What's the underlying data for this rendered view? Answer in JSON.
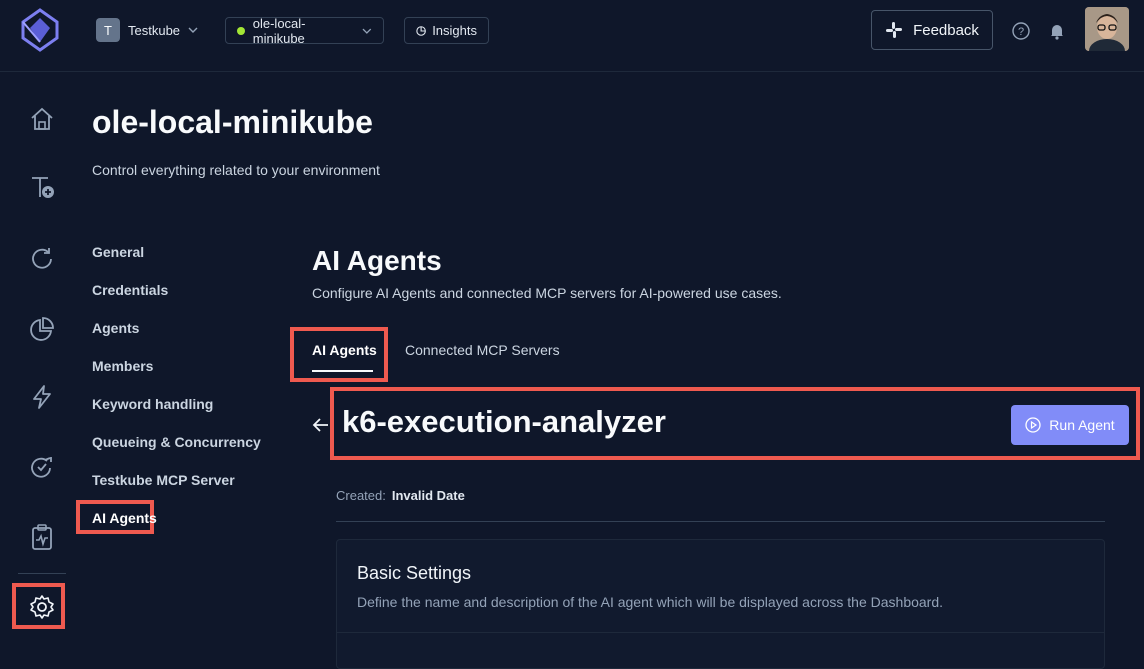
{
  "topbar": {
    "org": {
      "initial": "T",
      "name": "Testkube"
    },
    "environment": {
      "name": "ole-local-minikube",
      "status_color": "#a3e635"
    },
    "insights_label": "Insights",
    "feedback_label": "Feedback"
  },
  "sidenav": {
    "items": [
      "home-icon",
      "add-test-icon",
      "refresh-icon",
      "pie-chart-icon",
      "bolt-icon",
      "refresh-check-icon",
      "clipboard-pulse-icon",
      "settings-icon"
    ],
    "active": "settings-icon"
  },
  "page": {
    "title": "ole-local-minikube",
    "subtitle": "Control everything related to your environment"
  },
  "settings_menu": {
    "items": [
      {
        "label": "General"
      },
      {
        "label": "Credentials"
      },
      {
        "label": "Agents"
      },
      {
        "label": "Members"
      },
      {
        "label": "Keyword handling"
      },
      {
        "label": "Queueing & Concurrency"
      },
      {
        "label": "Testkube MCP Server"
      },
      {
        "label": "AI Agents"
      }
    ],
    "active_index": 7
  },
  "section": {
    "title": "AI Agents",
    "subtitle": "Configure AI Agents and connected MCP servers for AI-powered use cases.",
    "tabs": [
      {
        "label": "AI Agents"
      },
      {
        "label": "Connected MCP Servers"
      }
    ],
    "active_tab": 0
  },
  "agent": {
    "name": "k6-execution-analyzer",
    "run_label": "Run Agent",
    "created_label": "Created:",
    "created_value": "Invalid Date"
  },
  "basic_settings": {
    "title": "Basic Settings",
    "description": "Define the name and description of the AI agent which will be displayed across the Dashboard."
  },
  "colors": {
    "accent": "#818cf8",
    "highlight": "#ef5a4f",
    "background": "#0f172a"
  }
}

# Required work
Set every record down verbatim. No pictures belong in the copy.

# Exercise output
What's the underlying data for this rendered view? Answer in JSON.
{
  "topbar": {
    "org": {
      "initial": "T",
      "name": "Testkube"
    },
    "environment": {
      "name": "ole-local-minikube",
      "status_color": "#a3e635"
    },
    "insights_label": "Insights",
    "feedback_label": "Feedback"
  },
  "sidenav": {
    "items": [
      "home-icon",
      "add-test-icon",
      "refresh-icon",
      "pie-chart-icon",
      "bolt-icon",
      "refresh-check-icon",
      "clipboard-pulse-icon",
      "settings-icon"
    ],
    "active": "settings-icon"
  },
  "page": {
    "title": "ole-local-minikube",
    "subtitle": "Control everything related to your environment"
  },
  "settings_menu": {
    "items": [
      {
        "label": "General"
      },
      {
        "label": "Credentials"
      },
      {
        "label": "Agents"
      },
      {
        "label": "Members"
      },
      {
        "label": "Keyword handling"
      },
      {
        "label": "Queueing & Concurrency"
      },
      {
        "label": "Testkube MCP Server"
      },
      {
        "label": "AI Agents"
      }
    ],
    "active_index": 7
  },
  "section": {
    "title": "AI Agents",
    "subtitle": "Configure AI Agents and connected MCP servers for AI-powered use cases.",
    "tabs": [
      {
        "label": "AI Agents"
      },
      {
        "label": "Connected MCP Servers"
      }
    ],
    "active_tab": 0
  },
  "agent": {
    "name": "k6-execution-analyzer",
    "run_label": "Run Agent",
    "created_label": "Created:",
    "created_value": "Invalid Date"
  },
  "basic_settings": {
    "title": "Basic Settings",
    "description": "Define the name and description of the AI agent which will be displayed across the Dashboard."
  },
  "colors": {
    "accent": "#818cf8",
    "highlight": "#ef5a4f",
    "background": "#0f172a"
  }
}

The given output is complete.